For the data below, report the number of lines that contain the string "text" and nothing else.

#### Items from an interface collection
════

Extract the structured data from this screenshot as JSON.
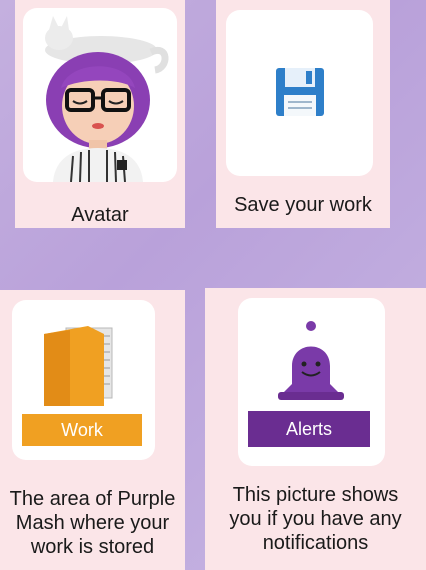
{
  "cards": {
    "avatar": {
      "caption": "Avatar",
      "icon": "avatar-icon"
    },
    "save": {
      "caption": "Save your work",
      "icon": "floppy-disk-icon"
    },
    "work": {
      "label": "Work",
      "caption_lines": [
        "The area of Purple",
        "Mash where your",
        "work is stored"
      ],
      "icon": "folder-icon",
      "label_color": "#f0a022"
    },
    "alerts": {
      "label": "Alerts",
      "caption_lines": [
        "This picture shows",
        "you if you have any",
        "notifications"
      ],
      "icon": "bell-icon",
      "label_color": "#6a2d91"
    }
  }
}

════

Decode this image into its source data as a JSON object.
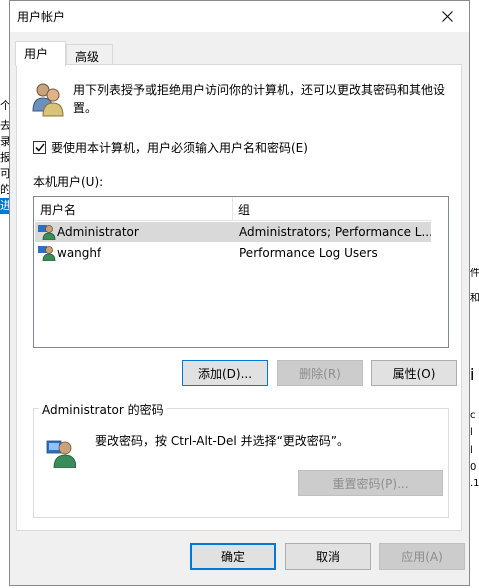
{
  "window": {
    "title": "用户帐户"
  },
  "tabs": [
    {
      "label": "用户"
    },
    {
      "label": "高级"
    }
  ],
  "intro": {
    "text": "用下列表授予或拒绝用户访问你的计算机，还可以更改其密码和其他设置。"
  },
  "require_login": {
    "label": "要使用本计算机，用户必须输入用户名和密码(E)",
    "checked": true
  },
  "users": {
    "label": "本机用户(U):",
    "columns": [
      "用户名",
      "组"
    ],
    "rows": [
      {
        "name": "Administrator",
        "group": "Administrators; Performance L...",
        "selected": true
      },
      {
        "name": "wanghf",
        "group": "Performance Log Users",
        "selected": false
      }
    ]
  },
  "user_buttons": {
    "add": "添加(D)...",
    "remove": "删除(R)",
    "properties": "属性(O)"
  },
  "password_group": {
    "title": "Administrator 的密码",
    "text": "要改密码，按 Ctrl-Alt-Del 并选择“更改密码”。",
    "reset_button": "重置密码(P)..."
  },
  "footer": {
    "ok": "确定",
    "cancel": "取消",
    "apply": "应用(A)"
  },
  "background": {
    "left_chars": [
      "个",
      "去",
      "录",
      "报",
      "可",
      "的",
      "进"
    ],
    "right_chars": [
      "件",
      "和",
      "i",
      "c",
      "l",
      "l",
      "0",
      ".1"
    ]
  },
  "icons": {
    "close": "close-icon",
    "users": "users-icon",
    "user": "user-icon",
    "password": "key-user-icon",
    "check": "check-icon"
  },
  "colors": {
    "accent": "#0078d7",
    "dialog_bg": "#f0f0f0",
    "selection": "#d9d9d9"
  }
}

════

#### Answer space
2